There are two things that lowering the price of the iPhone to $99 does: It broadens the potential base of people who can now afford the iPhone. It also kneecaps Palm.has been touted as a potential "iPhone killer," or at least a very nice alternative to Apple's device. But the Pre is now $100 more than the comparable device from Apple. That could make the decision very easy for people who are on the fence.
But this isn't just about Palm. It's about all the other phones that are currently sub-$100 right now, too. As of the beginning of the year, Apple owns just under 11 percent of the smartphone market, and that could increase exponentially now. In order to figure out just how much a price cut from $199 to $99 on the 8GB version will affect consumers, the best example is what happened when Apple cut the iPhone from $399 to $199 last year. That was also a 50 percent price reduction.
Apple watcher and Piper Jaffray analyst Gene Munster notes that the price cut last year tripled the sales of the device, from 4.7 million iPhones sold in the three quarters before the price cut, to 15 million iPhones sold after the release of the $199 iPhone 3G. There are other factors of course: greater visibility for the iPhone after a year of being on the market, people who had been holding out for a 3G version of the phone, and more availability in international markets. But Munster says demand in the U.S. alone increased 100 percent with that price cut.
Whether Apple can repeat this is going to be determined by a number of factors. Of course, the economic environment isn't the same as it was a year ago, plus far more people have iPhones already, and there are more smartphones on the market now.
In any case, the decision on price shows Apple is being aggressive, and it makes a statement about the kinds of customers it is courting.
The same is true of its pricing approach to the Snow Leopard upgrade. While there are plenty of flashy new tweaks to the operating system, they're just that: tweaks. The updated OS is not a monumental change from Leopard, which is why Apple likely went with the easier-to-stomach and surprisingly low upgrade fee for current Leopard users of $29. (When Leopard was introduced, it cost $129).
Jab at Redmond
The move also clearly puts pressure on Microsoft vis a vis Windows 7, which will . Microsoft executive Bill Veghte told CNET News last week that Microsoft is considering whether to offer a --and hinted as much in . A leaked Best Buy memo says the retailer plans to . However, it is unclear if that is a promotional price; Microsoft has yet to publicly detail its plans.
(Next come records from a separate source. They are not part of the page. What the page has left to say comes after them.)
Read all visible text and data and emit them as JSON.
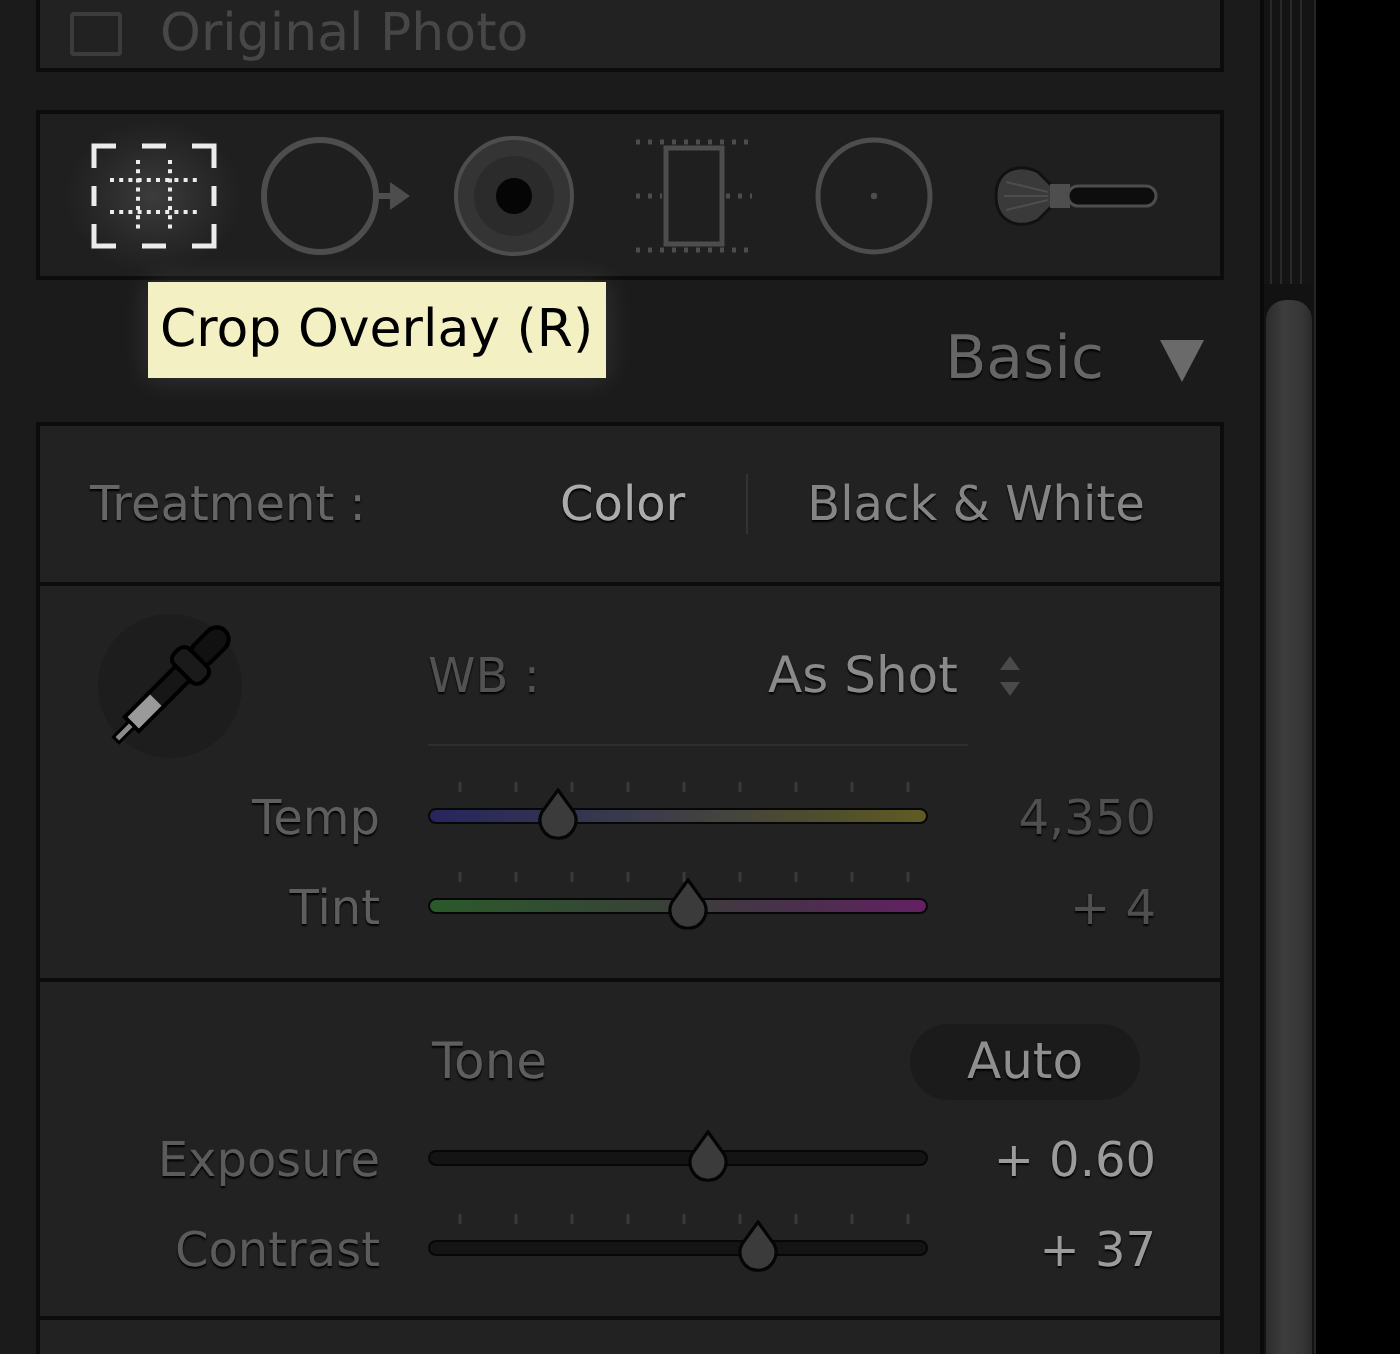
{
  "original_photo": {
    "label": "Original Photo",
    "checked": false
  },
  "tools": [
    {
      "kind": "crop",
      "selected": true
    },
    {
      "kind": "spot",
      "selected": false
    },
    {
      "kind": "redeye",
      "selected": false
    },
    {
      "kind": "graduated",
      "selected": false
    },
    {
      "kind": "radial",
      "selected": false
    },
    {
      "kind": "brush",
      "selected": false
    }
  ],
  "tooltip": "Crop Overlay (R)",
  "panel": {
    "title": "Basic",
    "expanded": true
  },
  "treatment": {
    "label": "Treatment :",
    "options": [
      {
        "label": "Color",
        "selected": true
      },
      {
        "label": "Black & White",
        "selected": false
      }
    ]
  },
  "white_balance": {
    "label": "WB :",
    "value": "As Shot",
    "sliders": [
      {
        "kind": "temp",
        "label": "Temp",
        "level": 0.26,
        "value": "4,350",
        "ticks": true
      },
      {
        "kind": "tint",
        "label": "Tint",
        "level": 0.52,
        "value": "+ 4",
        "ticks": true
      }
    ]
  },
  "tone": {
    "title": "Tone",
    "auto_button": "Auto",
    "sliders": [
      {
        "kind": "plain",
        "label": "Exposure",
        "level": 0.56,
        "value": "+ 0.60",
        "ticks": false
      },
      {
        "kind": "plain",
        "label": "Contrast",
        "level": 0.66,
        "value": "+ 37",
        "ticks": true
      }
    ]
  }
}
That wasn't the only jab at Redmond during the presentation. Some were more subtle than others (Like Bertrand Serlet's remark about "Windows 7 is just another version of Vista.") Microsoft has worked hard to make the choice of buying a Mac or a PC about the price--just witness its series of I'm a PC ads that send moms, kids, aspiring actresses, and college students searching for inexpensive laptops at retail stores. Apple, however, has never really engaged on the issue of pricing--the company's messaging on Macs has always been to position it as "the best computer" period. But the aggressive pricing on Mac laptops revealed at WWDC today shows that Microsoft (and Hewlett-Packard, and Dell, and Sony, etc.) has Cupertino's attention.
Prices were cut across the board, from the newly introduced. The 13-inch now starts at $1,199 and 15-inch at $1,699, though both received upgrades to battery life, the screen technology, and a new SD card slot. The MacBook Air price was the biggest change: It now costs $1,499 for the low-end Air and $1,799, down from $2,499, for the high-end version packed with a 128GB solid-state drive.
Apple is obviously hoping to rejuvenate its Mac sales. While the overall market for computers has dropped steeply, Apple's sales have fallen but not as drastically. Its market share stands at about 7.5 percent, but sales forand this year were both trending at about a 4 percent to 16 percent declines in unit growth from the same time a year prior. Price cuts across the board could definitely get people to shop again.
Perhaps evenwill want to reconsider that 15-inch MacBook.